WASHINGTON — The chairman of the House Homeland Security Committee said Sunday that the FBI is investigating in the United States and overseas to determine whether the suspects in the Boston Marathon bombing received training that helped them carry out the attack.

Dzhokhar Tsarnaev, 19, is charged with joining with his older brother, Tamerlan, who’s now dead, in setting off the shrapnel-packed pressure-cooker bombs. The bombs were triggered by a remote detonator of the kind used in remote-control toys, U.S. officials have said.

U.S. officials investigating the bombings have said that so far there is no evidence of a wider plot, including training, direction or funding for the attacks.

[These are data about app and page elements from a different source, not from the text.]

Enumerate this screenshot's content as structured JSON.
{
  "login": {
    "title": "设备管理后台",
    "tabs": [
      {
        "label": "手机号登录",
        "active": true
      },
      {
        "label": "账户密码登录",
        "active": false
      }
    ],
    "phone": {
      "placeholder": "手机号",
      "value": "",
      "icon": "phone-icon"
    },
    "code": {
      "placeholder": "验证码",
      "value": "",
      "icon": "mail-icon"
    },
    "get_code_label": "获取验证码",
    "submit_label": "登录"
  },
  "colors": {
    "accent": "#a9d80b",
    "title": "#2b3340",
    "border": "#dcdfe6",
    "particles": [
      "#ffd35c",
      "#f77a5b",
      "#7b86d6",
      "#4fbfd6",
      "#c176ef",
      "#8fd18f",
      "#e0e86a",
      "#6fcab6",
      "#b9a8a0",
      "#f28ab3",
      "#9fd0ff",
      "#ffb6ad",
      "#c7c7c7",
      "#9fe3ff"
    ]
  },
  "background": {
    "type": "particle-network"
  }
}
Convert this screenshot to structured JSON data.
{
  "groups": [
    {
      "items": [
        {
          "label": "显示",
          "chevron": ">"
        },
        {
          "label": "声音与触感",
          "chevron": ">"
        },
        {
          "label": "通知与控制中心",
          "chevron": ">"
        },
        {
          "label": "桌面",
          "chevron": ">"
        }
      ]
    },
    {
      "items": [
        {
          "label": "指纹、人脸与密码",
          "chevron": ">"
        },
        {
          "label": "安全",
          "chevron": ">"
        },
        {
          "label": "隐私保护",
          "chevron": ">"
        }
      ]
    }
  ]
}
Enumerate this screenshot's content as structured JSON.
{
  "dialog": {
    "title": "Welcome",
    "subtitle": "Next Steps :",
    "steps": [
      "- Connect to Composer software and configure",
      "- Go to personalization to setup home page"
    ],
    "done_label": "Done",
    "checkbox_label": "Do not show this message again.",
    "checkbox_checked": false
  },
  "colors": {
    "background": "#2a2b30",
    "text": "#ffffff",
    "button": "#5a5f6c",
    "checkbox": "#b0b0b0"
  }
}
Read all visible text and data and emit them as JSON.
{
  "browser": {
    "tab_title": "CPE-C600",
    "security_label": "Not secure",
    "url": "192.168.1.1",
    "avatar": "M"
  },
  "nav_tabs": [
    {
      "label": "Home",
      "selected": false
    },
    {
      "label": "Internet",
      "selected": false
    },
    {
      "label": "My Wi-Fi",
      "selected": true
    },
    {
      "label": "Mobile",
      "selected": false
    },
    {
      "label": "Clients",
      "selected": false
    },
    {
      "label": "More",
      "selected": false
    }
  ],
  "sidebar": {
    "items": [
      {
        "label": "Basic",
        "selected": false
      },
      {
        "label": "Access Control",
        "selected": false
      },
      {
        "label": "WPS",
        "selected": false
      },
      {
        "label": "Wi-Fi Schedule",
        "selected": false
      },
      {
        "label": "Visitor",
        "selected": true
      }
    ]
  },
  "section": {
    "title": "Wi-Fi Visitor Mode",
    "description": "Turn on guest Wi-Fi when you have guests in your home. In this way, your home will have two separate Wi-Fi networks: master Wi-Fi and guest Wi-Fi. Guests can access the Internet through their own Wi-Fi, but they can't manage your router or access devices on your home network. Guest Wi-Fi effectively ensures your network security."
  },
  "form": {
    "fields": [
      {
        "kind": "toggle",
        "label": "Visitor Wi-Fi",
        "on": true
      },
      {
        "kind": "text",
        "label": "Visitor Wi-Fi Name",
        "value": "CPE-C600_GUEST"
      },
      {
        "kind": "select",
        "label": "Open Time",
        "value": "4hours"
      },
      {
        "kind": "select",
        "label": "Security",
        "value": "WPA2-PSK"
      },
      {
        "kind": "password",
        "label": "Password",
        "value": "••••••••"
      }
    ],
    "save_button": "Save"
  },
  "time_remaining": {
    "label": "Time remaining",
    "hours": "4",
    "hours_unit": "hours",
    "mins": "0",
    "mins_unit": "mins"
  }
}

A criminal complaint outlining federal charges against Dzhokhar Tsarnaev described him as holding a cellphone in his hand minutes before the first explosion. The brothers are ethnic Chechens from Russia who came to the U.S. about a decade ago with their parents.

“I think given the level of sophistication of this device, the fact that the pressure cooker is a signature device that goes back to Pakistan, Afghanistan, leads me to believe — and the way they handled these devices and the tradecraft — ... that there was a trainer and the question is where is that trainer or trainers,” said Rep. Michael McCaul, R-Texas, on “Fox News Sunday.”

Rep. Adam Schiff, D-Calif., of the House Intelligence Committee, said he thought it’s “probably true” that the attack was not linked to a major group. But, he told CNN’s “State of the Union,” that there “may have been radicalizing influences” in the U.S. or abroad. “It does look like a lot of radicalization was self-radicalization online, but we don’t know the full answers yet.”

On ABC’s “This Week,” moderator George Stephanopoulos raised the question to the chairman of the House Intelligence Committee about FBI suspicions that the brothers had help in getting the bombs together. “Absolutely, and not only that, but in the self-radicalization process, you still need outside affirmation,” responded Rep. Mike Rogers, R-Mich.